Over the past few years, ACM has received numerous complaints from consumers that were harmed by untrustworthy locksmiths, which they had contacted for help in emergency situations. Edwin van Houten, Director of ACM’s Consumer Department, explains: “Considering the seriousness of the problems, we are taking a comprehensive approach. It is important that consumers know that they need to be very careful when seeking the help of locksmiths if they have locked themselves out.”

What is the problem?

Consumers that have locked themselves out go online to find a locksmith that can open the door for them. Through online ads, it is easy for them to get in touch with businesses that pretend to be a locksmith, and that can do the job for a huge sum of money (up to 8,000 euros even). This is because the top search results and ads often come from these untrustworthy businesses. Their websites contain misleading information or lack important information about the businesses behind the ads, so that consumers are unable to go anywhere with their complaints. Consumers also do not receive any price estimates in advance. These untrustworthy businesses often involve rings of individuals and businesses that constantly change names, websites, and phone numbers, and that use professional methods of concealment. That is why these practices are so hard to root out.

One important aspect of ACM’s approach is consumer education through its consumer information portal ACM ConsuWijzer. On (in Dutch), consumers can find tips on finding trustworthy businesses if they are in an emergency situation and need help from a locksmith, or from a trustworthy plumber, pest control company, or leakage detection company. Those untrustworthy businesses are also active in these sectors.

What actions is ACM taking?

ACM’s approach is aimed at preventing consumers in need from being referred, through the search results on their phones, to untrustworthy locksmiths. The results of ACM’s actions are:

  • untrustworthy locksmiths are no longer able to use Google Ads, because, having consulted with ACM, Google has removed these ads, and does not allow any new ads from these businesses;
  • ACM has ordered businesses that refer clients by phone or online to locksmiths (such businesses are called lead generators) to stop leading customers to untrustworthy locksmiths;
  • following reports from ACM about the use of false information in registrations, the Foundation for Internet Domain Registration in the Netherlands (SIDN) has checked and deleted the domain registrations of websites of untrustworthy businesses;
  • ACM has had phone numbers blocked of businesses that use them for fraudulent practices.

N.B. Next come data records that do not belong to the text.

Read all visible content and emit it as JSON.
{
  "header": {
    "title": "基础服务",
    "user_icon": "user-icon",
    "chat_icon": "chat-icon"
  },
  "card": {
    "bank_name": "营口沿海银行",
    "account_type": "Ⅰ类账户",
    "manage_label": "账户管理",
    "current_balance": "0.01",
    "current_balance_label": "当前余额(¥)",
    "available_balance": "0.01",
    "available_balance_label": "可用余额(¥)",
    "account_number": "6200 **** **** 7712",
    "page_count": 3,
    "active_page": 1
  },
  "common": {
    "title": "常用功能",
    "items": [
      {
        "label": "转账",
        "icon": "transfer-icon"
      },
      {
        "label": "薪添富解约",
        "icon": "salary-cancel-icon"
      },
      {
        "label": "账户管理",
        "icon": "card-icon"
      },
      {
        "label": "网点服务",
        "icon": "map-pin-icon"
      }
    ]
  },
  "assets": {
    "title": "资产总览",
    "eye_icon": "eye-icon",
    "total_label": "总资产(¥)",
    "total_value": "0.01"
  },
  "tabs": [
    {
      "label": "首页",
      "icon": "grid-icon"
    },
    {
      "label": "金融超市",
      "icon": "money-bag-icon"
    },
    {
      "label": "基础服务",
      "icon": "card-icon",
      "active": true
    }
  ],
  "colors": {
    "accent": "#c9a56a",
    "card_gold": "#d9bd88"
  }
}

In this comprehensive approach, ACM worked together with the Dutch police, SIDN, the Centre for Crime Prevention and Safety (CVV), and consumer authorities in other countries. ACM is also in touch with the fraud teams of banks, and with the trade association for locksmiths.